> WORK ORDER
Every record must be retyped as it stands.

[[ ENTRIES SUPPLIED, beginning ]]

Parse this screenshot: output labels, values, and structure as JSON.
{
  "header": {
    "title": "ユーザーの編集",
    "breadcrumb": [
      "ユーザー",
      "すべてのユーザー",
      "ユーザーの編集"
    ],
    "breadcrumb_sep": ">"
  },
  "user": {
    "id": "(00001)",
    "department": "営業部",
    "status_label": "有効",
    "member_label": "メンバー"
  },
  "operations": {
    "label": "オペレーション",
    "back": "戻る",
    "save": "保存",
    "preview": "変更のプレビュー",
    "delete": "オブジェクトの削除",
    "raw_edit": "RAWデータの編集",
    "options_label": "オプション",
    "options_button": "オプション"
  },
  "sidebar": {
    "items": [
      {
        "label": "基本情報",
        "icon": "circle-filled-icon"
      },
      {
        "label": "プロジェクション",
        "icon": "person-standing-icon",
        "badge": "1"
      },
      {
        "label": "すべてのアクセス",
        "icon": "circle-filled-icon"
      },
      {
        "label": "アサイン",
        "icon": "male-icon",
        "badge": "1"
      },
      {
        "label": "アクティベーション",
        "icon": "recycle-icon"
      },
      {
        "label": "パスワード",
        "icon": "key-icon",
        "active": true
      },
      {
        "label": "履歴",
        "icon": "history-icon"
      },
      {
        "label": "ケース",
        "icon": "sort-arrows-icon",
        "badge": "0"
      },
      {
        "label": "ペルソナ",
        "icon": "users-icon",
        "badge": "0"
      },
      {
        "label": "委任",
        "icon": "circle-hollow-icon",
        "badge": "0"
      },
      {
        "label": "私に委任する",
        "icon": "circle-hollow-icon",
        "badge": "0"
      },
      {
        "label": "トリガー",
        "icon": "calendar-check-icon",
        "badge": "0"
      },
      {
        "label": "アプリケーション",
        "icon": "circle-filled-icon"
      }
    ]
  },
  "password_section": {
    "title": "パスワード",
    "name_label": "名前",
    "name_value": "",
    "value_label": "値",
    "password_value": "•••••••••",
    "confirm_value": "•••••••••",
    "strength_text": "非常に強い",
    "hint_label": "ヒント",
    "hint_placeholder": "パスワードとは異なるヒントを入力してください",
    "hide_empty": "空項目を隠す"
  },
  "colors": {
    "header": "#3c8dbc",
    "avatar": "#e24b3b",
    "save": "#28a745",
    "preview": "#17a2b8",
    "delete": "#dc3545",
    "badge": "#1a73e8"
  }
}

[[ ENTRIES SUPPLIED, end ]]

> SOLUTION
Parse this screenshot: output labels, values, and structure as JSON.
{
  "header": {
    "title": "ユーザーの編集",
    "breadcrumb": [
      "ユーザー",
      "すべてのユーザー",
      "ユーザーの編集"
    ],
    "breadcrumb_sep": ">"
  },
  "user": {
    "id": "(00001)",
    "department": "営業部",
    "status_label": "有効",
    "member_label": "メンバー"
  },
  "operations": {
    "label": "オペレーション",
    "back": "戻る",
    "save": "保存",
    "preview": "変更のプレビュー",
    "delete": "オブジェクトの削除",
    "raw_edit": "RAWデータの編集",
    "options_label": "オプション",
    "options_button": "オプション"
  },
  "sidebar": {
    "items": [
      {
        "label": "基本情報",
        "icon": "circle-filled-icon"
      },
      {
        "label": "プロジェクション",
        "icon": "person-standing-icon",
        "badge": "1"
      },
      {
        "label": "すべてのアクセス",
        "icon": "circle-filled-icon"
      },
      {
        "label": "アサイン",
        "icon": "male-icon",
        "badge": "1"
      },
      {
        "label": "アクティベーション",
        "icon": "recycle-icon"
      },
      {
        "label": "パスワード",
        "icon": "key-icon",
        "active": true
      },
      {
        "label": "履歴",
        "icon": "history-icon"
      },
      {
        "label": "ケース",
        "icon": "sort-arrows-icon",
        "badge": "0"
      },
      {
        "label": "ペルソナ",
        "icon": "users-icon",
        "badge": "0"
      },
      {
        "label": "委任",
        "icon": "circle-hollow-icon",
        "badge": "0"
      },
      {
        "label": "私に委任する",
        "icon": "circle-hollow-icon",
        "badge": "0"
      },
      {
        "label": "トリガー",
        "icon": "calendar-check-icon",
        "badge": "0"
      },
      {
        "label": "アプリケーション",
        "icon": "circle-filled-icon"
      }
    ]
  },
  "password_section": {
    "title": "パスワード",
    "name_label": "名前",
    "name_value": "",
    "value_label": "値",
    "password_value": "•••••••••",
    "confirm_value": "•••••••••",
    "strength_text": "非常に強い",
    "hint_label": "ヒント",
    "hint_placeholder": "パスワードとは異なるヒントを入力してください",
    "hide_empty": "空項目を隠す"
  },
  "colors": {
    "header": "#3c8dbc",
    "avatar": "#e24b3b",
    "save": "#28a745",
    "preview": "#17a2b8",
    "delete": "#dc3545",
    "badge": "#1a73e8"
  }
}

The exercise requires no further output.